Retype the records exactly, with nothing added or dropped.

=== Data for the task ===

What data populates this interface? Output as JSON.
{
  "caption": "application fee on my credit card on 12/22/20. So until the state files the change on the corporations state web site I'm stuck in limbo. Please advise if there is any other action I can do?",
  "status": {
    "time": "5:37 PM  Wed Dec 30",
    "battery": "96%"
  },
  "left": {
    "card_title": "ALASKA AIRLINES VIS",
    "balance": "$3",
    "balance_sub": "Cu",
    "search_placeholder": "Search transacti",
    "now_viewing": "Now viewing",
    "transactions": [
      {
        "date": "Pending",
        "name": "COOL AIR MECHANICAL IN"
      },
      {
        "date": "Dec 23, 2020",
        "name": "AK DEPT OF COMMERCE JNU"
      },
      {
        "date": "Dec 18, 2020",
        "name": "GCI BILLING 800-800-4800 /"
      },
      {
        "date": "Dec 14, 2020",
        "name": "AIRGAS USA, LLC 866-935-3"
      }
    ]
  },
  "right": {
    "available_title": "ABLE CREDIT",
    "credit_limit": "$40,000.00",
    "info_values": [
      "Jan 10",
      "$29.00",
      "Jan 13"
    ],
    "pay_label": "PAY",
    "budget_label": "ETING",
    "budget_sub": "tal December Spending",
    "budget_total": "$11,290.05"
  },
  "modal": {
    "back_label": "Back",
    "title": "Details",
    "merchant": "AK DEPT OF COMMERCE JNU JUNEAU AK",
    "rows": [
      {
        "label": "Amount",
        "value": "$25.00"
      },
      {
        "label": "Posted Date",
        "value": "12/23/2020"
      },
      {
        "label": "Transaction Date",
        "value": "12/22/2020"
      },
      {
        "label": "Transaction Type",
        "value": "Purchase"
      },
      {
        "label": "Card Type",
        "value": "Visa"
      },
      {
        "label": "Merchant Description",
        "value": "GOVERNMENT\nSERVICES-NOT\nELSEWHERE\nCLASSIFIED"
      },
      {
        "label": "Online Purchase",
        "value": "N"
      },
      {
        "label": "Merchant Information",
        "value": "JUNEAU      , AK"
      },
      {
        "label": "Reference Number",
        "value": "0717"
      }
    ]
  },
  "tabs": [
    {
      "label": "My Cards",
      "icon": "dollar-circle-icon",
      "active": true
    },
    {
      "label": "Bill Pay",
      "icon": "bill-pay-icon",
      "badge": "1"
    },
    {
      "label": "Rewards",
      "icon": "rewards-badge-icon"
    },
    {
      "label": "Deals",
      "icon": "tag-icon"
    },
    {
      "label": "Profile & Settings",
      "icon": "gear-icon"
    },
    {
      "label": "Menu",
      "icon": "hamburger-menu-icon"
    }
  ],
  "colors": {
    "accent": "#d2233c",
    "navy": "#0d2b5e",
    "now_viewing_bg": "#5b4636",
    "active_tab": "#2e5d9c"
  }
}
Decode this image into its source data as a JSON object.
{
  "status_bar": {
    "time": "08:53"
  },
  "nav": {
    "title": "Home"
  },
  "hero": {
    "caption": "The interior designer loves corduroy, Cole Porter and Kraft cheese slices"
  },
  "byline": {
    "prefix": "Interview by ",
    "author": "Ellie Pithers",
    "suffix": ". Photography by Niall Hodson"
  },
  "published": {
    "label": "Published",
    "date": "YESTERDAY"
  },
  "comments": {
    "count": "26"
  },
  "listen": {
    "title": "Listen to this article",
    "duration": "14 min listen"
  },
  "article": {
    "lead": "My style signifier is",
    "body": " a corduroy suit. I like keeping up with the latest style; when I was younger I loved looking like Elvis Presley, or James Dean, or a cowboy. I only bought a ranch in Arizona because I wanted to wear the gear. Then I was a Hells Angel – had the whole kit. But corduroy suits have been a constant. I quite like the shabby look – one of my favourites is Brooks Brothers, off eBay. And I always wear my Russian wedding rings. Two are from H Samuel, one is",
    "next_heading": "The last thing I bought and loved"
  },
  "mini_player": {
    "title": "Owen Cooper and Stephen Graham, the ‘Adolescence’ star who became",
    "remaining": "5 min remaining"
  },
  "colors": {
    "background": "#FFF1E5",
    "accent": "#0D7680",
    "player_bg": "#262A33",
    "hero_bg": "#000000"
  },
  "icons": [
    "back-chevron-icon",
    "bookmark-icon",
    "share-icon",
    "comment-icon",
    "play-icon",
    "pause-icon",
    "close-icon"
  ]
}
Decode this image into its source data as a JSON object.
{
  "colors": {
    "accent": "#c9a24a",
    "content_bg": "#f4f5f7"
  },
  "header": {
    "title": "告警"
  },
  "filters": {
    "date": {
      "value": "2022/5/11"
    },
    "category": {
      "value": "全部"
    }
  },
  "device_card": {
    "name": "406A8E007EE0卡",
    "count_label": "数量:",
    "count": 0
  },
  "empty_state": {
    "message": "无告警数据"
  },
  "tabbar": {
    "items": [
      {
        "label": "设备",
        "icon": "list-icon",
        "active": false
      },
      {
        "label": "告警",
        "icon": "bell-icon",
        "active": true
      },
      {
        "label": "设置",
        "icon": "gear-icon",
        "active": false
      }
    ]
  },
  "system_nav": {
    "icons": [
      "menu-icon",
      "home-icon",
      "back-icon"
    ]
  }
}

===

**Answer**
What data populates this interface? Output as JSON.
{
  "caption": "application fee on my credit card on 12/22/20. So until the state files the change on the corporations state web site I'm stuck in limbo. Please advise if there is any other action I can do?",
  "status": {
    "time": "5:37 PM  Wed Dec 30",
    "battery": "96%"
  },
  "left": {
    "card_title": "ALASKA AIRLINES VIS",
    "balance": "$3",
    "balance_sub": "Cu",
    "search_placeholder": "Search transacti",
    "now_viewing": "Now viewing",
    "transactions": [
      {
        "date": "Pending",
        "name": "COOL AIR MECHANICAL IN"
      },
      {
        "date": "Dec 23, 2020",
        "name": "AK DEPT OF COMMERCE JNU"
      },
      {
        "date": "Dec 18, 2020",
        "name": "GCI BILLING 800-800-4800 /"
      },
      {
        "date": "Dec 14, 2020",
        "name": "AIRGAS USA, LLC 866-935-3"
      }
    ]
  },
  "right": {
    "available_title": "ABLE CREDIT",
    "credit_limit": "$40,000.00",
    "info_values": [
      "Jan 10",
      "$29.00",
      "Jan 13"
    ],
    "pay_label": "PAY",
    "budget_label": "ETING",
    "budget_sub": "tal December Spending",
    "budget_total": "$11,290.05"
  },
  "modal": {
    "back_label": "Back",
    "title": "Details",
    "merchant": "AK DEPT OF COMMERCE JNU JUNEAU AK",
    "rows": [
      {
        "label": "Amount",
        "value": "$25.00"
      },
      {
        "label": "Posted Date",
        "value": "12/23/2020"
      },
      {
        "label": "Transaction Date",
        "value": "12/22/2020"
      },
      {
        "label": "Transaction Type",
        "value": "Purchase"
      },
      {
        "label": "Card Type",
        "value": "Visa"
      },
      {
        "label": "Merchant Description",
        "value": "GOVERNMENT\nSERVICES-NOT\nELSEWHERE\nCLASSIFIED"
      },
      {
        "label": "Online Purchase",
        "value": "N"
      },
      {
        "label": "Merchant Information",
        "value": "JUNEAU      , AK"
      },
      {
        "label": "Reference Number",
        "value": "0717"
      }
    ]
  },
  "tabs": [
    {
      "label": "My Cards",
      "icon": "dollar-circle-icon",
      "active": true
    },
    {
      "label": "Bill Pay",
      "icon": "bill-pay-icon",
      "badge": "1"
    },
    {
      "label": "Rewards",
      "icon": "rewards-badge-icon"
    },
    {
      "label": "Deals",
      "icon": "tag-icon"
    },
    {
      "label": "Profile & Settings",
      "icon": "gear-icon"
    },
    {
      "label": "Menu",
      "icon": "hamburger-menu-icon"
    }
  ],
  "colors": {
    "accent": "#d2233c",
    "navy": "#0d2b5e",
    "now_viewing_bg": "#5b4636",
    "active_tab": "#2e5d9c"
  }
}
Decode this image into its source data as a JSON object.
{
  "status_bar": {
    "time": "08:53"
  },
  "nav": {
    "title": "Home"
  },
  "hero": {
    "caption": "The interior designer loves corduroy, Cole Porter and Kraft cheese slices"
  },
  "byline": {
    "prefix": "Interview by ",
    "author": "Ellie Pithers",
    "suffix": ". Photography by Niall Hodson"
  },
  "published": {
    "label": "Published",
    "date": "YESTERDAY"
  },
  "comments": {
    "count": "26"
  },
  "listen": {
    "title": "Listen to this article",
    "duration": "14 min listen"
  },
  "article": {
    "lead": "My style signifier is",
    "body": " a corduroy suit. I like keeping up with the latest style; when I was younger I loved looking like Elvis Presley, or James Dean, or a cowboy. I only bought a ranch in Arizona because I wanted to wear the gear. Then I was a Hells Angel – had the whole kit. But corduroy suits have been a constant. I quite like the shabby look – one of my favourites is Brooks Brothers, off eBay. And I always wear my Russian wedding rings. Two are from H Samuel, one is",
    "next_heading": "The last thing I bought and loved"
  },
  "mini_player": {
    "title": "Owen Cooper and Stephen Graham, the ‘Adolescence’ star who became",
    "remaining": "5 min remaining"
  },
  "colors": {
    "background": "#FFF1E5",
    "accent": "#0D7680",
    "player_bg": "#262A33",
    "hero_bg": "#000000"
  },
  "icons": [
    "back-chevron-icon",
    "bookmark-icon",
    "share-icon",
    "comment-icon",
    "play-icon",
    "pause-icon",
    "close-icon"
  ]
}
Decode this image into its source data as a JSON object.
{
  "colors": {
    "accent": "#c9a24a",
    "content_bg": "#f4f5f7"
  },
  "header": {
    "title": "告警"
  },
  "filters": {
    "date": {
      "value": "2022/5/11"
    },
    "category": {
      "value": "全部"
    }
  },
  "device_card": {
    "name": "406A8E007EE0卡",
    "count_label": "数量:",
    "count": 0
  },
  "empty_state": {
    "message": "无告警数据"
  },
  "tabbar": {
    "items": [
      {
        "label": "设备",
        "icon": "list-icon",
        "active": false
      },
      {
        "label": "告警",
        "icon": "bell-icon",
        "active": true
      },
      {
        "label": "设置",
        "icon": "gear-icon",
        "active": false
      }
    ]
  },
  "system_nav": {
    "icons": [
      "menu-icon",
      "home-icon",
      "back-icon"
    ]
  }
}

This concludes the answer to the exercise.